(Data records)

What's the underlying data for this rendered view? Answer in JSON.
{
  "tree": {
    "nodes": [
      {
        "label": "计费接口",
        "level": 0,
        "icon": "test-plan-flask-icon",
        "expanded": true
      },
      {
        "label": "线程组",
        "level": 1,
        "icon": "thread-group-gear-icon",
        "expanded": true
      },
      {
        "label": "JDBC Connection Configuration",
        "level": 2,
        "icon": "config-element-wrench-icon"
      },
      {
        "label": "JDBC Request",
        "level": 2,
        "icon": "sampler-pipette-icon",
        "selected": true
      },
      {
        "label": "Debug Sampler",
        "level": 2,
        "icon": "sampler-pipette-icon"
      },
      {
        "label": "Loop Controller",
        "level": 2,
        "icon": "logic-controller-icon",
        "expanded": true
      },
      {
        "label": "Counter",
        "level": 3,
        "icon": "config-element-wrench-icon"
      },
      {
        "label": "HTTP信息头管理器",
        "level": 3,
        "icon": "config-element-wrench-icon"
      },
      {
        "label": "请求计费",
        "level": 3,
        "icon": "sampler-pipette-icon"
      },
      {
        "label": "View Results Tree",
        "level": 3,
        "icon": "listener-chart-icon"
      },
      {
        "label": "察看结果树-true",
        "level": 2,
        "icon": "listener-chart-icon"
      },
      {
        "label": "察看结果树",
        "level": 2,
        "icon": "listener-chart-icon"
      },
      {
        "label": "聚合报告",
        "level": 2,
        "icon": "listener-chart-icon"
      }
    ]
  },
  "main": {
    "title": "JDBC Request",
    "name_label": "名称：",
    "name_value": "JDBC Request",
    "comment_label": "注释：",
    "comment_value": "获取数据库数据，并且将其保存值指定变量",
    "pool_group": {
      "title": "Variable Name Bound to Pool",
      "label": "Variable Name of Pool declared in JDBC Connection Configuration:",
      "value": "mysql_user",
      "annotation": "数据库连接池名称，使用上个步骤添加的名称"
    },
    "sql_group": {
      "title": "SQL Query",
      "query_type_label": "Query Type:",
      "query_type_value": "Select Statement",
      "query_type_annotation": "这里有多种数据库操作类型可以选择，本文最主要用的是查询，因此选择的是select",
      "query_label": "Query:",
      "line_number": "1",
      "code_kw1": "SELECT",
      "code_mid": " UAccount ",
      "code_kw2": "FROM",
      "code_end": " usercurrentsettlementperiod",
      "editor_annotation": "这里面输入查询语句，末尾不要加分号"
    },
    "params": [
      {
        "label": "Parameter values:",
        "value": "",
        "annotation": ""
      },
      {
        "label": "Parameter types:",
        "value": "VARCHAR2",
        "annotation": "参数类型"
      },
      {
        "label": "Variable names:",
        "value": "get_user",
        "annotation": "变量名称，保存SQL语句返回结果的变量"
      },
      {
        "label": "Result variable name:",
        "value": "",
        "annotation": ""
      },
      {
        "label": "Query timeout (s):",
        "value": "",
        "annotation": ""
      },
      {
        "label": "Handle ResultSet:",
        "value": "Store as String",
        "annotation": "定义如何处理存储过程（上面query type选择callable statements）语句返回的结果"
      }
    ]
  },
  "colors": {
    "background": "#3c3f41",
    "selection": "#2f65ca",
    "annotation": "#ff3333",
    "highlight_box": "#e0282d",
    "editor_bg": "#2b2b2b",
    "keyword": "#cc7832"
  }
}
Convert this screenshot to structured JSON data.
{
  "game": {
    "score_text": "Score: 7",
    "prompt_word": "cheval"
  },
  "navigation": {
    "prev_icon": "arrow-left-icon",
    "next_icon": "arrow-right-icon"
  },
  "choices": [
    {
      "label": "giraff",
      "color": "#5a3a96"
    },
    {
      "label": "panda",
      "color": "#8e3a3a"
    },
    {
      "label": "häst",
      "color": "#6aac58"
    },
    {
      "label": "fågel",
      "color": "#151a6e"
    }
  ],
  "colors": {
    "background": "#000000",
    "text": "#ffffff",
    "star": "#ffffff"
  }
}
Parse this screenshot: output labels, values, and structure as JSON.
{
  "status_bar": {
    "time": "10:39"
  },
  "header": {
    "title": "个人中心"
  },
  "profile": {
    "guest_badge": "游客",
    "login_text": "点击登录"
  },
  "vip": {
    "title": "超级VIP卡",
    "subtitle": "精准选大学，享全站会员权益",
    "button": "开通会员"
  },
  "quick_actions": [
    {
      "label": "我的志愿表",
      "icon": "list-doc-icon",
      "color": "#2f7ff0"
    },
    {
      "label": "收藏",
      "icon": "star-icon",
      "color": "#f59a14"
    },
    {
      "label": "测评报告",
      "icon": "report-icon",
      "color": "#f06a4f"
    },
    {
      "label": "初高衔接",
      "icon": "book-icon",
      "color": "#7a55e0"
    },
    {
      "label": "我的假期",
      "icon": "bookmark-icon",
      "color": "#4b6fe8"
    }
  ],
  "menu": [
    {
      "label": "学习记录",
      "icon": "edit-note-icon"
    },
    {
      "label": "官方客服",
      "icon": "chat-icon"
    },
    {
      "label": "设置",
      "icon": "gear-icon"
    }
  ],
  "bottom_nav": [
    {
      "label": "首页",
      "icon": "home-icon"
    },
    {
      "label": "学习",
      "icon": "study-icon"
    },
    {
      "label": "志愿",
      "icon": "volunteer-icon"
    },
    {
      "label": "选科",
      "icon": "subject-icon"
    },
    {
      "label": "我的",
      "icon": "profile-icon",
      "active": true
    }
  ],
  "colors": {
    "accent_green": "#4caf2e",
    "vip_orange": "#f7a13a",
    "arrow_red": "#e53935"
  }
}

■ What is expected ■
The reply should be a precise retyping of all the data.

■ Solution below ■
What's the underlying data for this rendered view? Answer in JSON.
{
  "tree": {
    "nodes": [
      {
        "label": "计费接口",
        "level": 0,
        "icon": "test-plan-flask-icon",
        "expanded": true
      },
      {
        "label": "线程组",
        "level": 1,
        "icon": "thread-group-gear-icon",
        "expanded": true
      },
      {
        "label": "JDBC Connection Configuration",
        "level": 2,
        "icon": "config-element-wrench-icon"
      },
      {
        "label": "JDBC Request",
        "level": 2,
        "icon": "sampler-pipette-icon",
        "selected": true
      },
      {
        "label": "Debug Sampler",
        "level": 2,
        "icon": "sampler-pipette-icon"
      },
      {
        "label": "Loop Controller",
        "level": 2,
        "icon": "logic-controller-icon",
        "expanded": true
      },
      {
        "label": "Counter",
        "level": 3,
        "icon": "config-element-wrench-icon"
      },
      {
        "label": "HTTP信息头管理器",
        "level": 3,
        "icon": "config-element-wrench-icon"
      },
      {
        "label": "请求计费",
        "level": 3,
        "icon": "sampler-pipette-icon"
      },
      {
        "label": "View Results Tree",
        "level": 3,
        "icon": "listener-chart-icon"
      },
      {
        "label": "察看结果树-true",
        "level": 2,
        "icon": "listener-chart-icon"
      },
      {
        "label": "察看结果树",
        "level": 2,
        "icon": "listener-chart-icon"
      },
      {
        "label": "聚合报告",
        "level": 2,
        "icon": "listener-chart-icon"
      }
    ]
  },
  "main": {
    "title": "JDBC Request",
    "name_label": "名称：",
    "name_value": "JDBC Request",
    "comment_label": "注释：",
    "comment_value": "获取数据库数据，并且将其保存值指定变量",
    "pool_group": {
      "title": "Variable Name Bound to Pool",
      "label": "Variable Name of Pool declared in JDBC Connection Configuration:",
      "value": "mysql_user",
      "annotation": "数据库连接池名称，使用上个步骤添加的名称"
    },
    "sql_group": {
      "title": "SQL Query",
      "query_type_label": "Query Type:",
      "query_type_value": "Select Statement",
      "query_type_annotation": "这里有多种数据库操作类型可以选择，本文最主要用的是查询，因此选择的是select",
      "query_label": "Query:",
      "line_number": "1",
      "code_kw1": "SELECT",
      "code_mid": " UAccount ",
      "code_kw2": "FROM",
      "code_end": " usercurrentsettlementperiod",
      "editor_annotation": "这里面输入查询语句，末尾不要加分号"
    },
    "params": [
      {
        "label": "Parameter values:",
        "value": "",
        "annotation": ""
      },
      {
        "label": "Parameter types:",
        "value": "VARCHAR2",
        "annotation": "参数类型"
      },
      {
        "label": "Variable names:",
        "value": "get_user",
        "annotation": "变量名称，保存SQL语句返回结果的变量"
      },
      {
        "label": "Result variable name:",
        "value": "",
        "annotation": ""
      },
      {
        "label": "Query timeout (s):",
        "value": "",
        "annotation": ""
      },
      {
        "label": "Handle ResultSet:",
        "value": "Store as String",
        "annotation": "定义如何处理存储过程（上面query type选择callable statements）语句返回的结果"
      }
    ]
  },
  "colors": {
    "background": "#3c3f41",
    "selection": "#2f65ca",
    "annotation": "#ff3333",
    "highlight_box": "#e0282d",
    "editor_bg": "#2b2b2b",
    "keyword": "#cc7832"
  }
}
Convert this screenshot to structured JSON data.
{
  "game": {
    "score_text": "Score: 7",
    "prompt_word": "cheval"
  },
  "navigation": {
    "prev_icon": "arrow-left-icon",
    "next_icon": "arrow-right-icon"
  },
  "choices": [
    {
      "label": "giraff",
      "color": "#5a3a96"
    },
    {
      "label": "panda",
      "color": "#8e3a3a"
    },
    {
      "label": "häst",
      "color": "#6aac58"
    },
    {
      "label": "fågel",
      "color": "#151a6e"
    }
  ],
  "colors": {
    "background": "#000000",
    "text": "#ffffff",
    "star": "#ffffff"
  }
}
Parse this screenshot: output labels, values, and structure as JSON.
{
  "status_bar": {
    "time": "10:39"
  },
  "header": {
    "title": "个人中心"
  },
  "profile": {
    "guest_badge": "游客",
    "login_text": "点击登录"
  },
  "vip": {
    "title": "超级VIP卡",
    "subtitle": "精准选大学，享全站会员权益",
    "button": "开通会员"
  },
  "quick_actions": [
    {
      "label": "我的志愿表",
      "icon": "list-doc-icon",
      "color": "#2f7ff0"
    },
    {
      "label": "收藏",
      "icon": "star-icon",
      "color": "#f59a14"
    },
    {
      "label": "测评报告",
      "icon": "report-icon",
      "color": "#f06a4f"
    },
    {
      "label": "初高衔接",
      "icon": "book-icon",
      "color": "#7a55e0"
    },
    {
      "label": "我的假期",
      "icon": "bookmark-icon",
      "color": "#4b6fe8"
    }
  ],
  "menu": [
    {
      "label": "学习记录",
      "icon": "edit-note-icon"
    },
    {
      "label": "官方客服",
      "icon": "chat-icon"
    },
    {
      "label": "设置",
      "icon": "gear-icon"
    }
  ],
  "bottom_nav": [
    {
      "label": "首页",
      "icon": "home-icon"
    },
    {
      "label": "学习",
      "icon": "study-icon"
    },
    {
      "label": "志愿",
      "icon": "volunteer-icon"
    },
    {
      "label": "选科",
      "icon": "subject-icon"
    },
    {
      "label": "我的",
      "icon": "profile-icon",
      "active": true
    }
  ],
  "colors": {
    "accent_green": "#4caf2e",
    "vip_orange": "#f7a13a",
    "arrow_red": "#e53935"
  }
}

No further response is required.